§ **Try it**: Your task is to filter the entries and copy every line containing the string "device".

Dataset items:
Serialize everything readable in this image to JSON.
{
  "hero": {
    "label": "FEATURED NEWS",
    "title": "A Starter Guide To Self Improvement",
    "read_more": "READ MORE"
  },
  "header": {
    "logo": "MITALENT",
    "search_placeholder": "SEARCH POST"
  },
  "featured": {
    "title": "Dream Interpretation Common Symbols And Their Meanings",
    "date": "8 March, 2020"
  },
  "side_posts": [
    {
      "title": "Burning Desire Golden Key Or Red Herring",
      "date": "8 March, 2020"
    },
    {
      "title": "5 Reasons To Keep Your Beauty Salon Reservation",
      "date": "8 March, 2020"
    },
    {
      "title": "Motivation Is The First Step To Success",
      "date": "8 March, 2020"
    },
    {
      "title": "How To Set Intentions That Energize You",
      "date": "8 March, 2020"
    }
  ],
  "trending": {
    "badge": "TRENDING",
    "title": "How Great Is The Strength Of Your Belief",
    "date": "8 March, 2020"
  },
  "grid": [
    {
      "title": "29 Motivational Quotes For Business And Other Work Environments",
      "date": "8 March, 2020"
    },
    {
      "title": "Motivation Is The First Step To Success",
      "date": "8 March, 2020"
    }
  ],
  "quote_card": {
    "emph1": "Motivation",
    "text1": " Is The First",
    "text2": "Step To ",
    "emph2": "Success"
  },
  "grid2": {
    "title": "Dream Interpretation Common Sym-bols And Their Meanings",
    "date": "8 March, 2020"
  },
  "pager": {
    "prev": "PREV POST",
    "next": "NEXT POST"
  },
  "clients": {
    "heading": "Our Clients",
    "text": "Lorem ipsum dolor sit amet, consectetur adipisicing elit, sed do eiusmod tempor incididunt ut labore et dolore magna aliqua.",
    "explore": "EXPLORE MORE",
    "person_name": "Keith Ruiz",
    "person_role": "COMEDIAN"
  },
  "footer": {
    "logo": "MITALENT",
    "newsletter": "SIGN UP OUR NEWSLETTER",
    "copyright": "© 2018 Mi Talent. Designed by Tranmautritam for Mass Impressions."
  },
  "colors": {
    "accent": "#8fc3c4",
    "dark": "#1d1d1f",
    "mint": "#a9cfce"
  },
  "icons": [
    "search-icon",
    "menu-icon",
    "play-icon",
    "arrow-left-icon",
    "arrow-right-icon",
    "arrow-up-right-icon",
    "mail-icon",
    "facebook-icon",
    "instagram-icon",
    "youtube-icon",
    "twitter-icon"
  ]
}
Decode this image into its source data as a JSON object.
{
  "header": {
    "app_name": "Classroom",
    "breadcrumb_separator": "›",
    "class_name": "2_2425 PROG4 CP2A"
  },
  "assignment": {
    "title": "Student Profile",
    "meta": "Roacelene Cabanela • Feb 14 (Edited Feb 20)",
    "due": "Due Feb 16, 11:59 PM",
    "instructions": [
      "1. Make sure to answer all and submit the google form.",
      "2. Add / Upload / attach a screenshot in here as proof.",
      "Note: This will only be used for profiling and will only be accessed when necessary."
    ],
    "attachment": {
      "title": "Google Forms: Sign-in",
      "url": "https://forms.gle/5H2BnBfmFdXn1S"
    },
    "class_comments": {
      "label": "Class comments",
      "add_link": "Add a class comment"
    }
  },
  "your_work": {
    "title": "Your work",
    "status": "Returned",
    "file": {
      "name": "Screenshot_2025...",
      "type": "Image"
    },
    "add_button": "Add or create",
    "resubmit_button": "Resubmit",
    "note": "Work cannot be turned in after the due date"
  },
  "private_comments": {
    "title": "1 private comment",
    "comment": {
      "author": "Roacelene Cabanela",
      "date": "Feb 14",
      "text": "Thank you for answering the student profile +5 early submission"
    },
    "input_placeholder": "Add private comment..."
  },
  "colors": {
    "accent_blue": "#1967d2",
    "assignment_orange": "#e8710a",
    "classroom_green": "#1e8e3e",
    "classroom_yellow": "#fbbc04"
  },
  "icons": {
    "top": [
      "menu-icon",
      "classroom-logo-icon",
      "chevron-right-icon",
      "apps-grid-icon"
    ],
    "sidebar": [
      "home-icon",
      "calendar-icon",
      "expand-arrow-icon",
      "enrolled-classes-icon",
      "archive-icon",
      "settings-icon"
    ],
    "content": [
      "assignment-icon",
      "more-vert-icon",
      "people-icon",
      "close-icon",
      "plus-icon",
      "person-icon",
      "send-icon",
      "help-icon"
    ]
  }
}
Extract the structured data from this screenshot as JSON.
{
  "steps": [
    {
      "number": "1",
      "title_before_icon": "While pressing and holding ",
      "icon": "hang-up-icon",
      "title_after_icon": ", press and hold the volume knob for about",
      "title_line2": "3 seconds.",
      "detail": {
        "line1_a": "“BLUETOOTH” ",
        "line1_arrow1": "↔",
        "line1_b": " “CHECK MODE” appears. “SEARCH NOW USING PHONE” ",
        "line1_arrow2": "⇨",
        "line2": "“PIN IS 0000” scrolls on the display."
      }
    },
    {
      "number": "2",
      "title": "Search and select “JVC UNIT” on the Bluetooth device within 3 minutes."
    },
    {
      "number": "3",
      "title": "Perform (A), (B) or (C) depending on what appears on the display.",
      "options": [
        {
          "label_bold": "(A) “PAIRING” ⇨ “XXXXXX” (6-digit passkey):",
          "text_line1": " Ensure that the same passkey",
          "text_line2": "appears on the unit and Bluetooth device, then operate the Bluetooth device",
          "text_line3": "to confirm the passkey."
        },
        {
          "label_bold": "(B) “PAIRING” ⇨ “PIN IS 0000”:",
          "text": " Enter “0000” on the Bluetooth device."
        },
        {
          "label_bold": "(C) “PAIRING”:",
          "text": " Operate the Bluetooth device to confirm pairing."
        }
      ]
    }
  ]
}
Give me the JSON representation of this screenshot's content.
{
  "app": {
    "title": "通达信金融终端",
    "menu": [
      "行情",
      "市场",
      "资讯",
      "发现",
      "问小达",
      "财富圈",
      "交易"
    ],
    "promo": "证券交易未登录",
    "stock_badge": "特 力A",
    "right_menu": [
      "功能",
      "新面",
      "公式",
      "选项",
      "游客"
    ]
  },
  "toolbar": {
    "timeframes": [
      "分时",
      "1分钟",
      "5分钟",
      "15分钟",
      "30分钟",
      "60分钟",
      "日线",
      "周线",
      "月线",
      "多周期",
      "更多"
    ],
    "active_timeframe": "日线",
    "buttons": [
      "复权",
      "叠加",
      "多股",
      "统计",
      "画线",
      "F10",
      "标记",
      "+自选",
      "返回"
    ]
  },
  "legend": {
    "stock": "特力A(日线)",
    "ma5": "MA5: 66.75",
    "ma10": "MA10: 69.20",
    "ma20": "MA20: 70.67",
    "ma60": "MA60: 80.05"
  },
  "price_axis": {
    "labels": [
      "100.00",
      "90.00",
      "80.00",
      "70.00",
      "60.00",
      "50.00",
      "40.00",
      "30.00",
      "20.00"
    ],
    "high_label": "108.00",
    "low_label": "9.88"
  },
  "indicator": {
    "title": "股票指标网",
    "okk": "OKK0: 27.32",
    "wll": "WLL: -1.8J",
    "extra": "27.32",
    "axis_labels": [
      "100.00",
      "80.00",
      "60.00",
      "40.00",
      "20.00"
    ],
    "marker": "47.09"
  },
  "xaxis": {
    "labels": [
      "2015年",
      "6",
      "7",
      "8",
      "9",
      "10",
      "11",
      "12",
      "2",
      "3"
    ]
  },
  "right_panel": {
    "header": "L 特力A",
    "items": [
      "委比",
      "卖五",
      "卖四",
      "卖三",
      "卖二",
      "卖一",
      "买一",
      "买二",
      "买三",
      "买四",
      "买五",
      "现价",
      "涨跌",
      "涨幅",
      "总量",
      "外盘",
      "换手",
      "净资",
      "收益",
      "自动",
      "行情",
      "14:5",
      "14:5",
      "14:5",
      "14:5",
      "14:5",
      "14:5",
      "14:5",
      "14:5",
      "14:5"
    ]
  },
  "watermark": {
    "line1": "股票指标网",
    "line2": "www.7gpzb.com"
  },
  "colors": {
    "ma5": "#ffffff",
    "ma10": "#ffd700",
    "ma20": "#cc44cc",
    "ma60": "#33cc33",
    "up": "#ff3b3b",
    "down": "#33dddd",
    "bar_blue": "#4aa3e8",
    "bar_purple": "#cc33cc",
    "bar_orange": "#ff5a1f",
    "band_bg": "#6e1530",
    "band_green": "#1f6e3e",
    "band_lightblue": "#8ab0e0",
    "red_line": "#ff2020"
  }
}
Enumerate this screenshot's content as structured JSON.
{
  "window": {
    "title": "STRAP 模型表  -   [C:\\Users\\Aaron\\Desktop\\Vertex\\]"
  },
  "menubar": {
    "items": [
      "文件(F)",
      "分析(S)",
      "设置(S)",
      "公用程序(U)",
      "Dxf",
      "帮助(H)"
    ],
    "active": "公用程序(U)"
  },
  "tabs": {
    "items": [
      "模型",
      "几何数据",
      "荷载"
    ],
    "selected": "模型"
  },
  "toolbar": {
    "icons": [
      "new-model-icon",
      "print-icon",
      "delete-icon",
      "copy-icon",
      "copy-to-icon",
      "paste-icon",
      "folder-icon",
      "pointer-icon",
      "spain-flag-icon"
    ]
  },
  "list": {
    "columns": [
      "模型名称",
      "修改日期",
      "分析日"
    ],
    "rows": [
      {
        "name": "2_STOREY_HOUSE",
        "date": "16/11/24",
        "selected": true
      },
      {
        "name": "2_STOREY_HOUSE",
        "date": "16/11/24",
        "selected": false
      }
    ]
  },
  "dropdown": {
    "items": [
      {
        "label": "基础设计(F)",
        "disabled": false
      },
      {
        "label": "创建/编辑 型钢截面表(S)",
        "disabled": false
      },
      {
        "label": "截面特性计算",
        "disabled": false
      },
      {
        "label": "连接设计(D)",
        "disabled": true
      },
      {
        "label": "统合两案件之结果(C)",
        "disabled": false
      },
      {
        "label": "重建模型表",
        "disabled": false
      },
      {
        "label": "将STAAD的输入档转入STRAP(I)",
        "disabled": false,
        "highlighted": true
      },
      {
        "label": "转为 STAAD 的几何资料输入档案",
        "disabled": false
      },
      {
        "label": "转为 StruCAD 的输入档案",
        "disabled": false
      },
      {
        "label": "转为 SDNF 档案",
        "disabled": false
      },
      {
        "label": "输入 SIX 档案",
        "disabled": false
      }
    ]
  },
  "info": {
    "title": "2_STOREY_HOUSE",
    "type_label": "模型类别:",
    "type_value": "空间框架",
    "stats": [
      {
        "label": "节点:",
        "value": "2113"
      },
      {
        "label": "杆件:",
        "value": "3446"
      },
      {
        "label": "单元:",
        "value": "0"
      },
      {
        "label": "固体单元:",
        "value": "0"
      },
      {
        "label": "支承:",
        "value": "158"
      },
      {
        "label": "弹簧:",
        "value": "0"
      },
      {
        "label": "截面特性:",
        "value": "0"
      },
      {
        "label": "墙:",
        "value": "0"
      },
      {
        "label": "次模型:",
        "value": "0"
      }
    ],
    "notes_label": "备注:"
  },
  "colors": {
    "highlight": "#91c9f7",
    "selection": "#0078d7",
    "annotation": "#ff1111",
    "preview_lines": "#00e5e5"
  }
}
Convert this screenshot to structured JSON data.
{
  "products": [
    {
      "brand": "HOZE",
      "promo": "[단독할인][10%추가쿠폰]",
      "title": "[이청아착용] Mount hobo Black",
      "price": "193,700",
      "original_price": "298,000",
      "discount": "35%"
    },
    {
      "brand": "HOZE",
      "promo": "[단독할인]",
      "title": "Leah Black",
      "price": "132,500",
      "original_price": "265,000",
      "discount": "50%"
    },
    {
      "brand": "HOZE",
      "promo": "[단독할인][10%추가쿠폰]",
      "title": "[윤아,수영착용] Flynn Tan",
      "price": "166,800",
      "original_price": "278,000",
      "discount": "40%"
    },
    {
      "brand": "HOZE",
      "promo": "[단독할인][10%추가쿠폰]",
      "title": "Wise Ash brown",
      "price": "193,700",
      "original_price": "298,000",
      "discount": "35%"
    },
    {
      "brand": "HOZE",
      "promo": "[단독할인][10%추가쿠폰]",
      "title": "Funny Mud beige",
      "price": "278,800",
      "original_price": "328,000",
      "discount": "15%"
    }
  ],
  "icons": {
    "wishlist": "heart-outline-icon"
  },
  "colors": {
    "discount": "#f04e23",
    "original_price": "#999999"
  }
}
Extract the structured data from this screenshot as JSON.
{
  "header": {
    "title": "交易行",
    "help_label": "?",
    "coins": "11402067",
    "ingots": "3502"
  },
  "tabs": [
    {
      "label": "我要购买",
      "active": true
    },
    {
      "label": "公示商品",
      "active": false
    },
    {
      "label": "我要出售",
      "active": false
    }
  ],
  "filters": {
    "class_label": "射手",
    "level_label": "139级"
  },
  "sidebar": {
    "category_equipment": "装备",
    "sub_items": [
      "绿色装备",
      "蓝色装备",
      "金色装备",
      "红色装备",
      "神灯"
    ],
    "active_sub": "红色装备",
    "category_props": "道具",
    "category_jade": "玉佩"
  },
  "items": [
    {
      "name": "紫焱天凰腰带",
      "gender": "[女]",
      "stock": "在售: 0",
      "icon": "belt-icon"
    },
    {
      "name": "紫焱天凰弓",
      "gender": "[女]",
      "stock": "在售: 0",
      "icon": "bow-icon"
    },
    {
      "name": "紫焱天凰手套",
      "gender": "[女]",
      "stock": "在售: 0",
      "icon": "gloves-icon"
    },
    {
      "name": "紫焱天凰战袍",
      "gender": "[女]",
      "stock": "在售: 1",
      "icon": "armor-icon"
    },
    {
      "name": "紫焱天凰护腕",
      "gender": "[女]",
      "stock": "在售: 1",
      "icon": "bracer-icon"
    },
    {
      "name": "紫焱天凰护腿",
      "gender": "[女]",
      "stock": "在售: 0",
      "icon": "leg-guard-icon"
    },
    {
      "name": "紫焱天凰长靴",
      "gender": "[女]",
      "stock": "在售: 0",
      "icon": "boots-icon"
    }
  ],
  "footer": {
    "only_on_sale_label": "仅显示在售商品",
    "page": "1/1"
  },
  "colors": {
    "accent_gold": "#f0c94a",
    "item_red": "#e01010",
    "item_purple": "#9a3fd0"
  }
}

§ **Expected answer**:
      "title": "Search and select “JVC UNIT” on the Bluetooth device within 3 minutes."
          "text_line2": "appears on the unit and Bluetooth device, then operate the Bluetooth device",
          "text": " Enter “0000” on the Bluetooth device."
          "text": " Operate the Bluetooth device to confirm pairing."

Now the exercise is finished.